Now that we have the ability to do some asynchronous behavior, what do we do about it?  In previous posts, I’ve taken the road of running these operations in parallel, which then runs all instances and returns an answer.  But, if we’re  only executing one instance, how do we enlist in asynchronous behavior overall?  To illustrate, I’ll create a simple Windows Forms application to display the tweets in a textbox and have a refresh button to call the above function to repopulate our textbox.  First, let’s create the basic skeleton:

let form = new Form(Visible=true, TopMost = true, Width=500, Height=300)

let status = new TextBox(Multiline=true, ScrollBars=ScrollBars.Vertical)
form.Controls.Add status
status.Width <- 400
status.Height <- 300

let refresh = new Button(Text="Refresh")
form.Controls.Add refresh
refresh.Left <- 410
refresh.Top <- 10

Now that we have a basic skeleton, let’s add the behavior to the button to refresh our textbox.  To do this, we simply add a handler to the button click event.  In there, we will call Async.RunWithContinuations which gives us the ability to handle not only the successful case, but also should an exception be thrown or some form of cancelation occurs.  Before we look at the implementing code, let’s look at the signature of RunWithContinuations:

> Async.RunWithContinuations;;
val it :
  ('a -> unit) * (exn -> unit) * (OperationCanceledException -> unit) *
  Async<'a> -> unit = <fun:clo@0-42>

What this tells us is that it takes a success continuation as the first argument, the exception continuation as the second argument, the cancelation continuation as the third, and then finally the asynchronous operation.  This allows us to uniquely handle each type of event, should they occur.  In this case, our success continuation should populate the textbox, whereas both the cancelation and the exceptional case should show a message box containing the exception.
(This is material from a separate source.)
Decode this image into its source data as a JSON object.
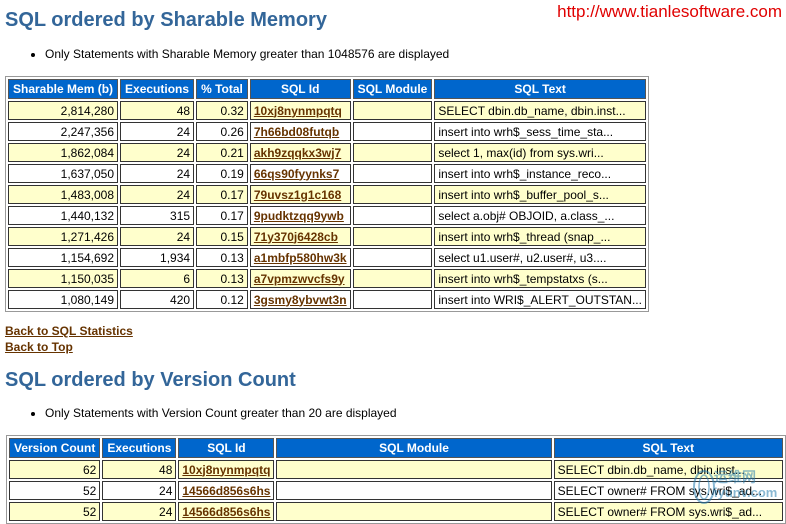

   (fun args ->
      status.Text <- ""
        (fun res -> 
           res |> Seq.iter(fun item -> status.Text <- sprintf "User: %s - %s\r\n\r\n%s" item.UserName item.Status status.Text )),
        (fun exn -> MessageBox.Show(sprintf "An error occurred: %A" exn) |> ignore),
        (fun cxn -> MessageBox.Show(sprintf "A cancellation error ocurred: %A" cxn) |> ignore),
        (getUserTimeline "username" "password")))

As you can see, the behavior is rather straight forward to define handlers for our three cases.  Lastly, we provide our credentials to the getUserTimeline function and then when the button is clicked, we’ll get results much like the following screenshot.


Then we can keep pressing the refresh button and then asynchronously, it will handle the behavior appropriately, either in success or in failure.  


This is a pretty simply and naive application, but it can show how you can take advantage of asynchronous behavior using the Async Workflows in F#.  By being able to have the F# libraries handle the exceptions and cancelation, a major source of errors is reduced by quite a bit.  Giving us the power then to handle each one of these scenarios, either in success, failure or cancelation is a great concept.  There is still more yet to be covered including Futures and the inclusion of the Task Parallel Library as well as other adventures into Twitter and Bing APIs.

This entry was posted in Concurrency, F#, Functional Programming. Bookmark the permalink. Follow any comments here with the RSS feed for this post.